Eric Johnson |
at the Great Aunt Stella Center,
(4 March 2004)
I went with a friend of mine to see Eric Johnson in concert at the Great Aunt Stella Center in Charlotte, NC. This was an acoustic guitar and piano show, with special guest Tony Furtado as the opening act.
Johnson won the best rock instrumental Grammy in 1991 for the song "Cliffs of Dover," from his album Ah Via Musicom. He is best known as an electric guitarist and many refer to him as a "musicians' musician." Even though "Cliffs of Dover" was not included in the set, it was not missed.
It was my first concert at the Great Aunt Stella, and I do not believe there is a better introduction to that venue than to see an acoustic guitar and piano show by Johnson, especially one that followed a performance by Furtado. I'll get to Tony's work later as this is intended primarily as a review of Eric's show. The Great Aunt Stella Center is an old church building just outside of downtown (or, as it is preferred to be called, "Uptown Charlotte"). A small venue with pew-type seats and a balcony, you are immediately reminded that it was designed to be a church. On the wide stage there is a pipe organ, and Eric had a grand piano set up along with multiple acoustic guitars. From halfway back the view might not have been the most optimal as most people stood for a portion of the show, but the sound was absolutely amazing. Walking into the Great Aunt Stella, you are immediately reminded that there was a time when places were built with sound and acoustics in mind even at the sacrifice of a good vantage point.
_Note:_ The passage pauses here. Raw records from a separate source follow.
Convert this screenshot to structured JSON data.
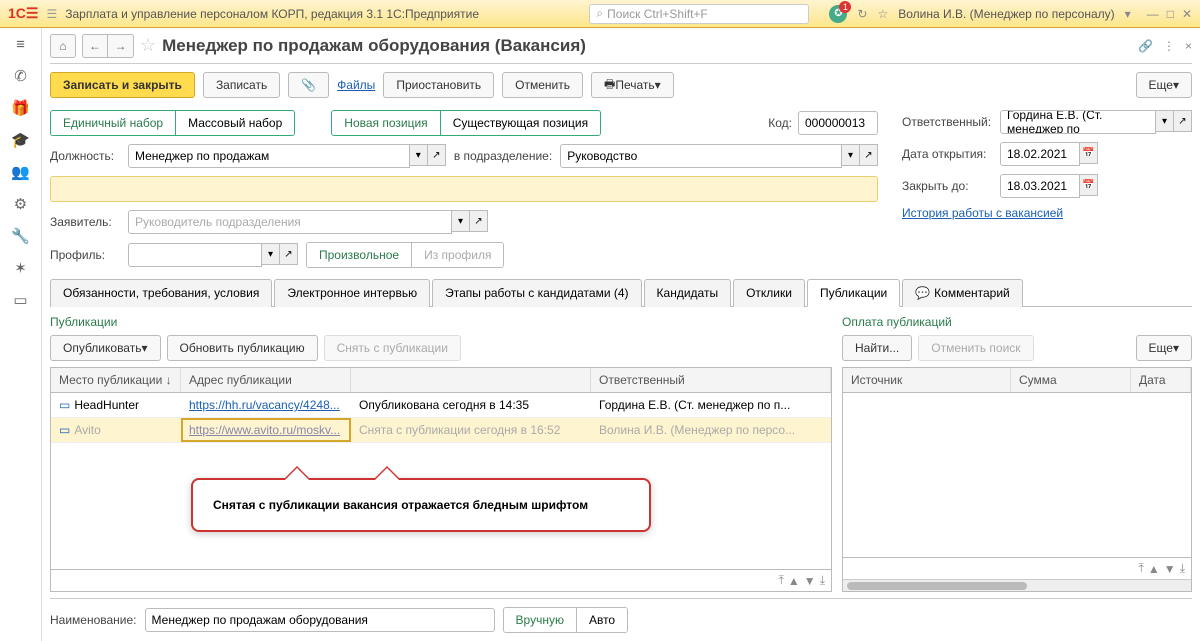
{
  "top": {
    "app_title": "Зарплата и управление персоналом КОРП, редакция 3.1 1С:Предприятие",
    "search_placeholder": "Поиск Ctrl+Shift+F",
    "bell_count": "1",
    "user": "Волина И.В. (Менеджер по персоналу)"
  },
  "page_title": "Менеджер по продажам оборудования (Вакансия)",
  "actions": {
    "save_close": "Записать и закрыть",
    "save": "Записать",
    "files": "Файлы",
    "pause": "Приостановить",
    "cancel": "Отменить",
    "print": "Печать",
    "more": "Еще"
  },
  "recruit_type": {
    "single": "Единичный набор",
    "mass": "Массовый набор"
  },
  "position_type": {
    "new": "Новая позиция",
    "existing": "Существующая позиция"
  },
  "code": {
    "label": "Код:",
    "value": "000000013"
  },
  "fields": {
    "position_lbl": "Должность:",
    "position_val": "Менеджер по продажам",
    "dept_lbl": "в подразделение:",
    "dept_val": "Руководство",
    "requester_lbl": "Заявитель:",
    "requester_ph": "Руководитель подразделения",
    "profile_lbl": "Профиль:",
    "arbitrary": "Произвольное",
    "from_profile": "Из профиля",
    "responsible_lbl": "Ответственный:",
    "responsible_val": "Гордина Е.В. (Ст. менеджер по",
    "open_date_lbl": "Дата открытия:",
    "open_date_val": "18.02.2021",
    "close_date_lbl": "Закрыть до:",
    "close_date_val": "18.03.2021",
    "history_link": "История работы с вакансией"
  },
  "tabs": {
    "t1": "Обязанности, требования, условия",
    "t2": "Электронное интервью",
    "t3": "Этапы работы с кандидатами (4)",
    "t4": "Кандидаты",
    "t5": "Отклики",
    "t6": "Публикации",
    "t7": "Комментарий"
  },
  "pub": {
    "title": "Публикации",
    "publish": "Опубликовать",
    "refresh": "Обновить публикацию",
    "unpublish": "Снять с публикации",
    "cols": {
      "place": "Место публикации",
      "addr": "Адрес публикации",
      "resp": "Ответственный"
    },
    "rows": [
      {
        "place": "HeadHunter",
        "url": "https://hh.ru/vacancy/4248...",
        "status": "Опубликована сегодня в 14:35",
        "resp": "Гордина Е.В. (Ст. менеджер по п..."
      },
      {
        "place": "Avito",
        "url": "https://www.avito.ru/moskv...",
        "status": "Снята с публикации сегодня в 16:52",
        "resp": "Волина И.В. (Менеджер по персо..."
      }
    ]
  },
  "pay": {
    "title": "Оплата публикаций",
    "find": "Найти...",
    "cancel_search": "Отменить поиск",
    "more": "Еще",
    "cols": {
      "source": "Источник",
      "sum": "Сумма",
      "date": "Дата"
    }
  },
  "callout": "Снятая с публикации вакансия отражается бледным шрифтом",
  "footer": {
    "name_lbl": "Наименование:",
    "name_val": "Менеджер по продажам оборудования",
    "manual": "Вручную",
    "auto": "Авто"
  }
}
The warm smell of Nag Champa incense wafted through the hall as we moved back to our seats in anticipation of Johnson's part of the show. Lights dimmed slightly and he took the stage, not in a running out and "Here I Am!" manner, more of a "walking out and sitting down" way, with a soft "hello" added for style. And those of us gathered welcomed Eric, including one shout-out from the balcony of "Welcome to Charlotte, E.J.!" I have to say this was not an unwelcome sentiment or statement.
Eric opened the show with a piece from his Seven Worlds album called "Song for Life." This piece is an amazing example of what can be done on and with an acoustic guitar. I have to say that the first time I had ever heard the song I thought it was at least two, maybe three guitars overdubbed. That theory was proven incorrect as I watched Johnson play without error or change from the recorded piece I am familiar with.
Watching the man play his guitar is something to behold; the intensity in his face is mixed with a familiarity of the instrument that makes it look all at once like it is an incredibly difficult task and yet also it looks like something he is at ease in doing.
From that point the show continued with mostly instrumental music, new and yet-to-be-released work as well as some already released work including a few acoustic interpretations. Then came what I consider to be the highlight of the show. Eric said that Jimi Hendrix is mostly known as a great guitarist. As a guitarist himself, he honors Jimi in that way all the time. However, the other thing that Jimi should be known and acknowledged for is his great songwriting. Eric chose to play a Hendrix song, "The Wind Cries Mary," on the piano. I sat there awestruck with my mouth open and looked at my friend who had the same expression on his face -- one of extreme amazement. In addition to that cover, Eric also performed a few Beatles songs. The night was one of wonder and amazement as the man performed his art.
Prior to Johnson's performance, Tony Furtado gave an exuberant performance of bluesy acoustic slide and finger-picked guitar work. Tony's style is unique and interesting. I truly enjoyed his playing and performing. I thank Eric for having Tony as an opening act and am encouraged that there are innovative musicians out performing such as these two masters of their craft.
All in all, I highly recommend seeing either of these artists in concert in any form they choose to present their music. This I say because Eric Johnson also tours with his own band as well as his "other" band, Alien Love Child. These band tour performances are generally electric guitar shows, however in the past I have seen Eric perform and he brings out the acoustic guitar on occasion as well.